"Sometimes people let you down," Angel said quietly. "But better to be surprised by it than to expect it."
"I guess that's true."
"Have you thought about what you'll do, now? I mean, maybe the villain thing wasn't really the right way to go. Maybe you could have a try at playing the hero?"
"You think I should make like you and start a PI business?" Marlon asked. He looked contemplative for a second. Angel imagined him thinking up all the new sources he could dredge for that role, and winced.
But Marlon laughed softly and shook his head. "No, I don't think so. Thanks for the suggestion, Angel, but I don't think I'm enough of the daredevil laughs-in-face-of-danger type. I was always more the figuring-out-how-to-avoid-danger-altogether type."
"Excuse me if I find that hard to believe, considering the things you've been up to," Angel said dryly.
"Believe what you like," he replied with a shrug. "But actually I always had a secret yen to open my own videostore - or even a cinema. A demons-only cinema. You think folks would go for that?"

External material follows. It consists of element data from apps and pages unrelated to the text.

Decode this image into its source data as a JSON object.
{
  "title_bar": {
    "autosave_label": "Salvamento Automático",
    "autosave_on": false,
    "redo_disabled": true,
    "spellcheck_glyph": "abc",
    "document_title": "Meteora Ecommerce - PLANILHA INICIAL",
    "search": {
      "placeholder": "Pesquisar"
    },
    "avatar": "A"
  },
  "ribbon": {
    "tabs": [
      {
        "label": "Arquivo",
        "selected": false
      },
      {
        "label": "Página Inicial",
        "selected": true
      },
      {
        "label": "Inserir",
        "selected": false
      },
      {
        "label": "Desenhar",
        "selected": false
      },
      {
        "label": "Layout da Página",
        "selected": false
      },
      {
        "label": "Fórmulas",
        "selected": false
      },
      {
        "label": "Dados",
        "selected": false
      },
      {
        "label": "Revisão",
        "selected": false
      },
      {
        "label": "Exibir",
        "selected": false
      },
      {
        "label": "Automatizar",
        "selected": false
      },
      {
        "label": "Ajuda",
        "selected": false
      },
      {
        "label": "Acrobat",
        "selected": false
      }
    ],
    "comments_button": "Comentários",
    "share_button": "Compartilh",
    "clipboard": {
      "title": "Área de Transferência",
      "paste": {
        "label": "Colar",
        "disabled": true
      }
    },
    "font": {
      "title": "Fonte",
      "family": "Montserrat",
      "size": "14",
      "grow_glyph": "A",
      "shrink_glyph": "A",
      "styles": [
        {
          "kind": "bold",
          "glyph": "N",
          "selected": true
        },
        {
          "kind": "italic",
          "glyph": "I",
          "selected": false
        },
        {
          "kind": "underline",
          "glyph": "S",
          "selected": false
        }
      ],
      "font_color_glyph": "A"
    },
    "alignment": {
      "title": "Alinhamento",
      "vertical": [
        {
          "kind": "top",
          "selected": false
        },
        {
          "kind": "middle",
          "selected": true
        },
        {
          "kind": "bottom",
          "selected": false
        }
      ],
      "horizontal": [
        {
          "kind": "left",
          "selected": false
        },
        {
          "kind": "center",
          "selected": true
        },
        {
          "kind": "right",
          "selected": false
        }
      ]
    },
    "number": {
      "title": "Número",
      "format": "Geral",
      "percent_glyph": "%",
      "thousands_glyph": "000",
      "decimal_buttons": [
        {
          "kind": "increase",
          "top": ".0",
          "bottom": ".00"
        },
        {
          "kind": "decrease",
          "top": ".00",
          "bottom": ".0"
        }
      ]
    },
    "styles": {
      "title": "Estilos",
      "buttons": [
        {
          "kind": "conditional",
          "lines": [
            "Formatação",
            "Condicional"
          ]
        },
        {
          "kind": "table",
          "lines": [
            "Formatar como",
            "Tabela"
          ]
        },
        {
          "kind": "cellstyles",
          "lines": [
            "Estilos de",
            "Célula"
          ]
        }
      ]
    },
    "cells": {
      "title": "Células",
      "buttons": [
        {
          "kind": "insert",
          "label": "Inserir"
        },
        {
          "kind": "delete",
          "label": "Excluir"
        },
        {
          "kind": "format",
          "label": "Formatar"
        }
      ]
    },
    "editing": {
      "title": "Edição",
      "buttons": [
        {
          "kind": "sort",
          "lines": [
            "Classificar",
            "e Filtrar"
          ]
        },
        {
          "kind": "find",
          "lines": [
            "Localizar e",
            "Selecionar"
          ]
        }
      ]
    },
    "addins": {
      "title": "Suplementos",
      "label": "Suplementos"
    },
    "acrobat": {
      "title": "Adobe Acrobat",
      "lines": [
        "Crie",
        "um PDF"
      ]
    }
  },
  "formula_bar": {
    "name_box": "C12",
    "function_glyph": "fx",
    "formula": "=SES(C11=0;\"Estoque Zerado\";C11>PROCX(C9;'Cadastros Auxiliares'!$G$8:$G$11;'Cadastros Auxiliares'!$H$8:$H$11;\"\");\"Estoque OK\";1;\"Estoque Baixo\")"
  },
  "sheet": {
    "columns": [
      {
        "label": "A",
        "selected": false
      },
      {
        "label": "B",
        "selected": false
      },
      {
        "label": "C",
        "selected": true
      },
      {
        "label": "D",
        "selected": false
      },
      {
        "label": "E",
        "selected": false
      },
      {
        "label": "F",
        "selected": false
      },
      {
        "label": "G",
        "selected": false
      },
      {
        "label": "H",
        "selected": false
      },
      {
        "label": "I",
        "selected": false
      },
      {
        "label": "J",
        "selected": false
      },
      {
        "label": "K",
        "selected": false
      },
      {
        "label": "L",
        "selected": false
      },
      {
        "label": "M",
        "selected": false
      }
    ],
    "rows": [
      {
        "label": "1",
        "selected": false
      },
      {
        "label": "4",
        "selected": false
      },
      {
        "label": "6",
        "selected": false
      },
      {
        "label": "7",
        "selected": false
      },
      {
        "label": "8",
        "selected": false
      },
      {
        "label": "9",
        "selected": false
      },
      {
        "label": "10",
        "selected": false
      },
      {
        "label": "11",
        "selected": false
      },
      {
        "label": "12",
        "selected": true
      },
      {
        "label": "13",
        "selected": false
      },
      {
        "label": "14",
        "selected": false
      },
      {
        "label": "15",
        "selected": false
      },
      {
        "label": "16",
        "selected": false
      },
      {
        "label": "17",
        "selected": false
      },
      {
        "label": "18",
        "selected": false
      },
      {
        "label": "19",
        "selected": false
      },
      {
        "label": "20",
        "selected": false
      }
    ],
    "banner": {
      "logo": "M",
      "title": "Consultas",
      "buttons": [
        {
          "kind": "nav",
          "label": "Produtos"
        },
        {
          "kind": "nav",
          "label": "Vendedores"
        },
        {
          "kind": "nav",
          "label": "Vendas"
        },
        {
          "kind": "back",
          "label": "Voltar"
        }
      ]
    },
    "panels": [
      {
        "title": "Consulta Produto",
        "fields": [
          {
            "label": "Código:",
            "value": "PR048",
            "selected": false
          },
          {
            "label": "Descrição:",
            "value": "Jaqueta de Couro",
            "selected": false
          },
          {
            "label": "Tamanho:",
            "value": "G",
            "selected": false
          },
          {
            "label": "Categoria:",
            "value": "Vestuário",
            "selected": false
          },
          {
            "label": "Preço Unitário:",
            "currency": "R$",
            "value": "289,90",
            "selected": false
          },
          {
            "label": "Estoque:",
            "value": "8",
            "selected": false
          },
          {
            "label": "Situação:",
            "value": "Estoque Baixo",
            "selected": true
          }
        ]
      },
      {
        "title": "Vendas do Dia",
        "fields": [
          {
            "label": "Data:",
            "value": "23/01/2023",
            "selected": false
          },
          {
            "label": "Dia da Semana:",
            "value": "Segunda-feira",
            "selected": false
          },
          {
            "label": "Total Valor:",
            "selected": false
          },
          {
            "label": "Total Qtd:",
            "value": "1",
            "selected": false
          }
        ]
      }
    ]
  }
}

Surprised, Angel said weakly, "You... could always try."
"That's right, I could." He frowned contemplatively, and nodded. "Yes, I could. I still have a little money, and I know a few people who might be interested in making the investment. Thanks, Angel. Maybe I'll see you around, eh?" Marlon headed for the door, still nodding slowly to himself.
He stopped half out of the doorway, his expression serious.
"I guess... we don't always have to live up to expectations," he said.
In his motel room, Wesley sat slumped on the edge of the ill-made bed sipping at a cup of tea and trying to calm the nerves that were still hyped up and on-edge from the events of the last sixteen hours.
Lacking money or transport, it had taken him the rest of the night to limp back across the city to the shabby motel that, lately, he tried hard not to call his home. He came back to peeling wallpaper, ancient furniture and that odd smell of damp with a feeling disturbingly like relief.
He'd called Cordelia, intending to leave a message to apologise for not turning up. Of course, she knew why he hadn't turned up, but manners cost nothing, after all. Expecting her to be asleep, he'd been surprised when she'd picked up. Then he'd been flabbergasted when, following a brief exchange, she'd irately declared he'd been drinking, gone off into an ear-splitting rant about men, then unceremoniously slammed the receiver down.
Wesley gazed out of the window. Outside, the yellow glow of early morning had already taken over the sky.
He wondered what Angel and the others were doing now. Doyle. Harry. That strange demon. Funny to find a demon that was interested in helping people, he mused, let alone three of them.
Funny to find an ex-watcher and demon hunter helping out a demon.
His father would spit. His father...
But his father was half the globe distant, as was the Watchers Council who'd rejected him. And both, in their own ways, had renounced any investment or interest in his actions. Angel and his people alone, it seemed, still cared to have him around.
The thing about burning your bridges, Wesley thought, was that it cut you free. A year ago, he couldn't afford even civility so far as Angel was concerned. But nobody was responsible for what he did now but himself, and if he wanted to help demons and vampires with souls rid LA of evil - well, God damn it, he would!
He set his shoulders and sat up straighter. The comforting feel of the tea warming his throat and a mellow, satisfied feeling that could have been happiness counteracted his bruises and exhaustion. Outside the window, the forecourt of the motel was beginning to come alive with early departing customers, and cleaning staff.
Although he had not slept in almost thirty hours, he didn't feel sleepy. In fact, he felt like he was just coming awake.
Calmly sipping his tea, Wesley Wyndham Pryce sat quietly and watched the day.